Cellulase Cel45 from Humicola insolens has a modular structure with a catalytic module and a cellulose-binding module (CBM) separated by a 36 amino acid, glycosylated, linker peptide. The solution conformation of the entire two domain Cel45 protein as well as the effect of the length and flexibility of the linker on the spatial arrangement of the(More)
F-actin gels of increasing concentrations (25-300 microM) display in vitro a progressive onset of birefringence due to orientational ordering of actin filaments. At F-actin concentrations <100 microM, this birefringence can be erased and restored at will by sonication and gentle flow, respectively. Hence, the orientational ordering does not result from a(More)
The structural properties of the linker peptide connecting the cellulose-binding module to the catalytic module in bimodular cellulases have been investigated by small-angle x-ray scattering. Since the linker and the cellulose-binding module are relatively small and cannot be readily detected separately, the conformation of the linker was studied by means(More)

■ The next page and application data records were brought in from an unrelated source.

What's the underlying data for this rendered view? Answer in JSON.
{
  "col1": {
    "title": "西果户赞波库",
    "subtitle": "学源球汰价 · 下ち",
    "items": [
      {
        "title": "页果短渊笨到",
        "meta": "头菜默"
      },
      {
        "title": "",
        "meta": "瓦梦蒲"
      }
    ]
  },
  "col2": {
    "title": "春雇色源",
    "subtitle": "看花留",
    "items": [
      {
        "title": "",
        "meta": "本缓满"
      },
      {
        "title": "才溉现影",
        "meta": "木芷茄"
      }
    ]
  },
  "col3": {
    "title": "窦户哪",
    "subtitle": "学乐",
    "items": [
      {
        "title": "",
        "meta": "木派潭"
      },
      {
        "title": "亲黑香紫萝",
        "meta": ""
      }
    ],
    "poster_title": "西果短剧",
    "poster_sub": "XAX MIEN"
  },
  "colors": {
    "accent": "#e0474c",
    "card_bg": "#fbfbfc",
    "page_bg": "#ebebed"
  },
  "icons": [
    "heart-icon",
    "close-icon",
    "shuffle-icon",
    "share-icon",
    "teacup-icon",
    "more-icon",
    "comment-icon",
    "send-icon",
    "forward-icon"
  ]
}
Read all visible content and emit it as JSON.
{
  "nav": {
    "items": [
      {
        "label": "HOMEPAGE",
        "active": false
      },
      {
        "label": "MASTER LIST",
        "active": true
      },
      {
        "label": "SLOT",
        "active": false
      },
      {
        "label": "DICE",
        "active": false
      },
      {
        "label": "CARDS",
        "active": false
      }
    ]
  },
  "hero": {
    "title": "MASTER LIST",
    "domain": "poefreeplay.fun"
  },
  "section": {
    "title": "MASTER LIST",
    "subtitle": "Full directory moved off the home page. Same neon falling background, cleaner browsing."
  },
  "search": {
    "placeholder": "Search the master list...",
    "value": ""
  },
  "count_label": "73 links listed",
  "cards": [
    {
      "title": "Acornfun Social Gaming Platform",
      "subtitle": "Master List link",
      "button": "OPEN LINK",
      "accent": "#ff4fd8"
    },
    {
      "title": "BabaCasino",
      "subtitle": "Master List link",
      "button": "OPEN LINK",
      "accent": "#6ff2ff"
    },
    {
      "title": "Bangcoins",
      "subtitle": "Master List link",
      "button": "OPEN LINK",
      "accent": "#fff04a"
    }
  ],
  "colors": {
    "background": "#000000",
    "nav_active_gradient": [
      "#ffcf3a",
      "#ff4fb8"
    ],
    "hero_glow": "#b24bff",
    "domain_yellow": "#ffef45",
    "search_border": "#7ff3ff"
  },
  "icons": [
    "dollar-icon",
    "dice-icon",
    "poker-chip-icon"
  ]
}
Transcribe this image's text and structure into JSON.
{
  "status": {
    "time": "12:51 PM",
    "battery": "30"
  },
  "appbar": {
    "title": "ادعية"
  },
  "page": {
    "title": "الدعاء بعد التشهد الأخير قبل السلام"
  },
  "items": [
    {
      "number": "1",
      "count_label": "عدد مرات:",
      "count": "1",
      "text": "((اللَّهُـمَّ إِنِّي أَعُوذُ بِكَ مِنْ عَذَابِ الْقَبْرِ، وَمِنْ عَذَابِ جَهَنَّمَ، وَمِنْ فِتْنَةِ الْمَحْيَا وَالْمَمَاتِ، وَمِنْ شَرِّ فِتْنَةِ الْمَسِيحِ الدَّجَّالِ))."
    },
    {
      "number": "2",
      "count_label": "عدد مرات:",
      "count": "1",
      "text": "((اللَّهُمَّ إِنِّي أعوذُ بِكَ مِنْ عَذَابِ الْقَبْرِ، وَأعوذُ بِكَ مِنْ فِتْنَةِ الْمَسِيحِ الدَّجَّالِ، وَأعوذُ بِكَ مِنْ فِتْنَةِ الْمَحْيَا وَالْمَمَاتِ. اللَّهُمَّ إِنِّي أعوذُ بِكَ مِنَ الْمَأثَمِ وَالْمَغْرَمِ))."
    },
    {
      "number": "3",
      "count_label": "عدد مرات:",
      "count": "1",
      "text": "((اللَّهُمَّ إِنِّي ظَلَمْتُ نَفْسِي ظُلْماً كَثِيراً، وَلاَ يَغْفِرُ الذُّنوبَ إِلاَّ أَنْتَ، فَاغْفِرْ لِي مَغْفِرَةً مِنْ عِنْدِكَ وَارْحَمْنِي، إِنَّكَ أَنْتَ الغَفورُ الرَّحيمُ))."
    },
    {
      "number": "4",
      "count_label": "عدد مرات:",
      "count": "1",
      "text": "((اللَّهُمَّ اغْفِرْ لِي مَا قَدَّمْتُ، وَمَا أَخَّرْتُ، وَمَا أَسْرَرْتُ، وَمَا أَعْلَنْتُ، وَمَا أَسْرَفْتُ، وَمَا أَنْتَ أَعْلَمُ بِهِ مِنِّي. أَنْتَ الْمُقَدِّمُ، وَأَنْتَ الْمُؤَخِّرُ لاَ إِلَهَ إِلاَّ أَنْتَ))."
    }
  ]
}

Muscle contraction is driven by a change in the structure of the head domain of myosin, the "working stroke" that pulls the actin filaments toward the midpoint of the myosin filaments. This movement of the myosin heads can be measured very precisely in intact muscle cells by X-ray interference, but until now this technique has not been applied to(More)
The route by which amphiphilic molecules self-assemble into micelles is still not fully understood. In this Letter, we present direct structural information on the birth and growth of block copolymer micelles by means of synchrotron x-ray scattering with millisecond time resolution. Using a quantitative model, we show that the self-assembly process can be(More)
The structural evolution of regenerated Bombyx mori silk fibroin during shearing with a Couette cell has been studied in situ by synchrotron radiation small- and wide-angle x-ray scattering techniques. An elongation of fibroin molecules was observed with increasing shear rate, followed by an aggregation phase. The aggregates were found to be amorphous with(More)
TiO2 rutile nanorods of average length L = 160 +/- 40 nm and average diameter D = 15 +/- 5 nm have been synthesized through a seed-mediated growth process by TiCl4 hydrolysis in concentrated acidic solution. These nanorods were dispersed in water to yield stable (aggregation-free) colloidal aqueous suspensions. At volume fractions phi > 3%, the suspensions(More)
A tube-in-square-pipe microfluidic glass cell has been developed for studying the aggregation and fiber formation from regenerated silk solution by in-situ small-angle X-ray scattering using synchrotron radiation. Acidification-induced aggregation has been observed close to the mixing point of the fibroin and buffer solution. The fibrous, amorphous material(More)